pre-tax dollars from their paychecks to pay medical and dental
expenses that are not reimbursed from an insurance plan.
Eligible expenses are then reimbursed from the employee's
account. You can also offer flexible spending accounts for
dependent child or elder care expenses.
spending accounts offer several advantages to you company and
your employees. However, there are also some disadvantages to
be aware of. One of the best known is the "use it or lose it"
feature. Any amounts contributed to an account and not spent
by the end of the year are forfeited to the employer. However,
a 2005 IRS ruling softened this deadline considerably.

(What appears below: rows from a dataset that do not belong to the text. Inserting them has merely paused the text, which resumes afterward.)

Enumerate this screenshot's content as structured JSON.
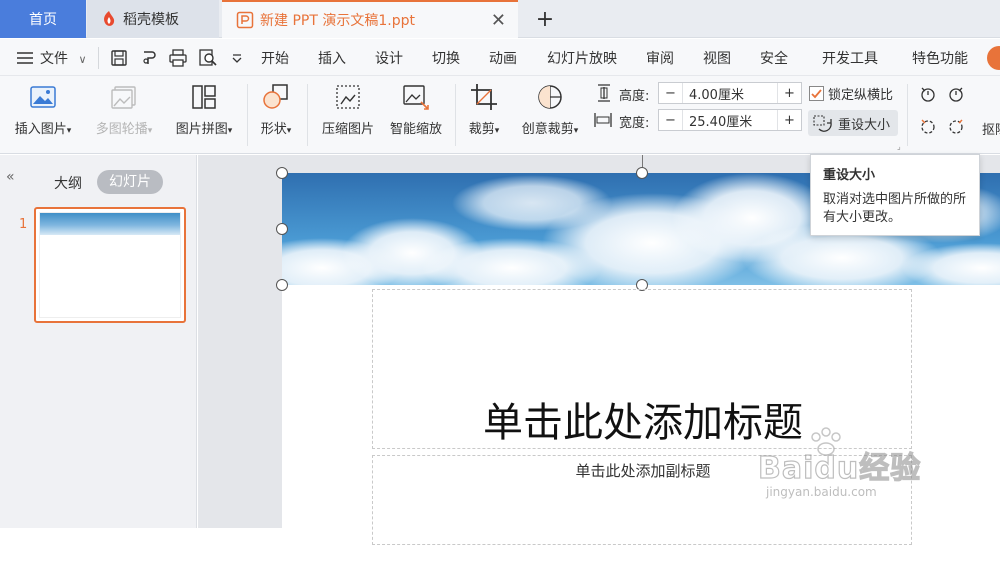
{
  "tabs": {
    "home": "首页",
    "template": "稻壳模板",
    "file": "新建 PPT 演示文稿1.ppt"
  },
  "menubar": {
    "file_menu": "文件",
    "items": [
      "开始",
      "插入",
      "设计",
      "切换",
      "动画",
      "幻灯片放映",
      "审阅",
      "视图",
      "安全",
      "开发工具",
      "特色功能"
    ]
  },
  "ribbon": {
    "insert_picture": "插入图片",
    "multi_carousel": "多图轮播",
    "picture_collage": "图片拼图",
    "shape": "形状",
    "compress_picture": "压缩图片",
    "smart_scale": "智能缩放",
    "crop": "裁剪",
    "creative_crop": "创意裁剪",
    "height_label": "高度:",
    "height_value": "4.00厘米",
    "width_label": "宽度:",
    "width_value": "25.40厘米",
    "lock_ratio": "锁定纵横比",
    "reset_size": "重设大小",
    "cutout_partial": "抠除"
  },
  "tooltip": {
    "title": "重设大小",
    "body": "取消对选中图片所做的所有大小更改。"
  },
  "leftpanel": {
    "outline_tab": "大纲",
    "slides_tab": "幻灯片",
    "slide_number": "1"
  },
  "slide": {
    "title_placeholder": "单击此处添加标题",
    "subtitle_placeholder": "单击此处添加副标题"
  },
  "watermark": {
    "brand": "Baidu经验",
    "url": "jingyan.baidu.com"
  },
  "colors": {
    "home_tab_bg": "#4a7ddc",
    "accent_orange": "#e8733a",
    "sky_blue": "#3f8fc7"
  }
}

Employees now may have an additional 2 and 1/2 months after
the end of the plan year to spend FSA funds, if the employer
amends its plan by December 31st to allow for this extension.
(See the right-hand box for more on this subject.)
are some more pros and cons of flexible spending accounts for
your company and its employees:
From the Employer's Perspective
Decreased employee taxable income, as a
result of contributions to reimbursement accounts, results
in decreased expenditures for FICA, unemployment insurance,
workers' compensation and other wage-based
The cost for administration is typically
offset by the savings on payroll taxes.
Interest is earned on account
The primary area of concern for employers is
the "at risk" provision associated with health care
reimbursement accounts. The "at risk" provision requires
that you reimburse an employee for incurred eligible
expenses up to the full amount that he or she has elected to
set aside during the plan year — regardless of how much he
or she has actually contributed up to that point.
For example, let's say an employee has elected to
contribute $2,400 for the plan year and incurs $2,400 of
eligible expenses at the end of the second month. At this
point, the employee has only contributed $400 to his account,
yet he is entitled to $2,400 in reimbursement. If the employee
remains with your organization, he will contribute the
remaining $2,000 by year's end. However, he has no repayment
obligation if he leaves his job before the end of the year.
But there is a flip side. An employee who leaves in
the course of the year without having expended any or all of
what he has contributed to his account relinquishes the
remaining account balance, unless he continues participating
through COBRA. Employees also forfeit to their employers any
unspent amounts left in their accounts at the end of the
Apart from the offsetting savings, you can cap
your company's liability by limiting the amount that employees
set aside. Some employers use a two-tiered capitation:
Limiting first-year participants to $1,000, for example, while
they become accustomed to the program, and then capping future
participation at a higher amount, say $3,000.
From the Employee's Perspective
Reduced taxable income means employees reduce
their federal, FICA and, frequently, state taxes. Because an
FSA reduces adjusted gross income, it may make an employee
eligible for other valuable tax benefits.
Employees can be reimbursed with pre-tax
dollars for out-of-pocket deductibles, co-pays and
procedures that are not covered by their health care
insurance (if they have coverage).
For many taxpayers, FSAs are the only way to
get a tax break for medical expenses. That's because medical
expenses are only deductible to the extent they exceed 7.5
percent of adjusted gross income.
Contributing pre-tax dollars to their FSAs
provides employees with more spendable
Employees are concerned about the "use or
lose it" provision of health care accounts. If an employee
elects to contribute $2,400 for the plan year, but incurs
only $2,000 of eligible expenses, the remaining $400 reverts
to the employer. However, planning and past experience can
result in accurate contribution-estimates. And the savings
on taxes may offset any loss.
While the "use it or lose it" provision applies to
dependent care accounts as well, there is generally less risk.
Employees find it easier to estimate what they will spend for
child or elder care on an annual basis.
If you are interested in learning more about flexible
spending or reimbursement accounts, call Ronald J.Cappuccio,
J.D., LL.M.(Tax) at (856) 665-2121. Keep in mind that if you
decide to implement an FSA plan, employee education is a
critical component for maximum participation.